"He looked at me, handed the money to me and said something (in Arabic)," said Martinette. "I found out later (through the on-scene interpreter) that he'd rather I have the money than the insurgents ...."

Martinette, still standing over the victim along with several over Soldiers, began a movement to kneel next to the man.

"As soon as I bent down to grab the casualty, the bomb detonated," he said.

It was a scene that has been played out hundreds of times over the course of the war: a felled victim, the gathering of those who arrive to assist and the detonation of an IED. The practice is designed to maim, kill, humiliate and devastate.
The IED explosion on this day destroyed whatever measure of security and calm there was. It occurred less than five feet away from Martinette and blew pieces of shrapnel straight through his arm. Furthermore, it severely injured a Soldier standing directly behind him and would've done the same to him, had he not moved to bend. The word 'surreal' doesn't do justice to the moment, said Martinette.

"It was like time slowed down, where everything happened very, very slowly and all of sudden, things happened very, very fast," he said, noting he did not know he had been injured.

Martinette was in a state of disorientation from the blast. He quickly gathered himself, though, and through an infusion of adrenaline and sense of duty, he instinctively moved to care for his comrades. To that end, he picked up his medic's bag but found it stained with his blood - about a pint and a half of it, he said.

"That's when I knew I was hit," said Martinette, noting he still didn't feel the pain.
Another medic who was treating victims forcefully directed Martinette to treat himself. He reluctantly did so, cutting off his sleeve and noticing two "quarter-sized holes" in his arm, he said.

Martinette received no nerve damage in his arm.

"It couldn't have taken a more perfect path to cause the least amount of damage," he said, "just under the nerves and just above the bone."

After the peak in action on the scene, Martinette and the other victims were evacuated from the area to hospitals.

In the aftermath, the perpetrators were never found; seven or eight Soldiers were injured in the incident; and the Iraqi civilian sustained more injuries in the second blast but lived.

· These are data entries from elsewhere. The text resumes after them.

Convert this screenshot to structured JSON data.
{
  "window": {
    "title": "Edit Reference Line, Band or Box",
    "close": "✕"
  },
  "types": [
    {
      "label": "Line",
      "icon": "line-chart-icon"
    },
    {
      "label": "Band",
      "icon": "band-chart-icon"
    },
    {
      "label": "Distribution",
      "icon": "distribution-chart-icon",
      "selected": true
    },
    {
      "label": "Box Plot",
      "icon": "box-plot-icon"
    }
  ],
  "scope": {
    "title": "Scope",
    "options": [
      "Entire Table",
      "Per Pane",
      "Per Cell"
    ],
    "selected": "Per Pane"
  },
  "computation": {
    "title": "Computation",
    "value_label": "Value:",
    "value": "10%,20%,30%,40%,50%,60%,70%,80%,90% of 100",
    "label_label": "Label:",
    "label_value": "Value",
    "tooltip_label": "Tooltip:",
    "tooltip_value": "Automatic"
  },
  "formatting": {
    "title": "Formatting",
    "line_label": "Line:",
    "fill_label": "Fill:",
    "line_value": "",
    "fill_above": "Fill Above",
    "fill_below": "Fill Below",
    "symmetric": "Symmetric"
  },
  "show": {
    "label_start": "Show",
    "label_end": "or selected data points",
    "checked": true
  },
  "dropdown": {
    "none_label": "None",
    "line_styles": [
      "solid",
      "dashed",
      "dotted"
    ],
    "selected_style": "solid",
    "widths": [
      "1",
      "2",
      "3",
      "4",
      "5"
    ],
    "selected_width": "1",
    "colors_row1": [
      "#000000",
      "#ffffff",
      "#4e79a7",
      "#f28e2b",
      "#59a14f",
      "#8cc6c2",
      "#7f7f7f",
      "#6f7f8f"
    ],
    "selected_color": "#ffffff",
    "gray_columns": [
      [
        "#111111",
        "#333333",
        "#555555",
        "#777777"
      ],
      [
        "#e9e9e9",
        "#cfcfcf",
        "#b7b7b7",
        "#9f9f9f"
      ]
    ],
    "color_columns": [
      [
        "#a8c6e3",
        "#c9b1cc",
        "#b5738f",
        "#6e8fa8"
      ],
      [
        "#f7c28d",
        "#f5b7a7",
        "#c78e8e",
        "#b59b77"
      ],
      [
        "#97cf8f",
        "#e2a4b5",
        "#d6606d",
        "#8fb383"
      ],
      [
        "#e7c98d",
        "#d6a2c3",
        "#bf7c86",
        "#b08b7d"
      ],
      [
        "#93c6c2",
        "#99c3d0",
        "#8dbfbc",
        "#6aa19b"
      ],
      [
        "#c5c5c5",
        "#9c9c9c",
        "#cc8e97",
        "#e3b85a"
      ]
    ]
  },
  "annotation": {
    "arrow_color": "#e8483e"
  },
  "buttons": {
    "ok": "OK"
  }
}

"Nobody died that day, miraculously," said Martinette.

Indeed, Martinette can count - no tally - his blessings. This wasn't the first time he had encountered an IED explosion.

"This was the first one I went through without being in a vehicle," he said, listing several encounters.

With each IED incident and each day he survived in Iraq, Martinette grew into a person markedly different than the one who was likely to ask, 'What can my country do for me'' rather than 'What can I do for my country''"

Futhermore, Martinette's blossoming relationship with his wife, Joanna, brought perspective to why he was a changed man.

"My wife is the most selfless person that I have ever met," said Martinette. "She brought a compassionate side to a Soldier who had to be tough all the time."

That compassion pushed Martinette to thinking that the war and the people involved in it are bigger than himself or any selfish want he could ever have.

"There's so much more to life than money, nice cars and fancy things," he said. "It's all about people."

Martinette reenlisted during his medal presentation ceremony and thinks he will serve 20 years in the Army. He said time spent in Iraq was priceless and serving as a medic is the best way to create a legacy of giving back to his fellow man.

"The experience lets you know that your day (to die) can come and what you do on your last day is what people are going to remember. I would hope that on my last day, I was doing something really, really good for somebody," he said.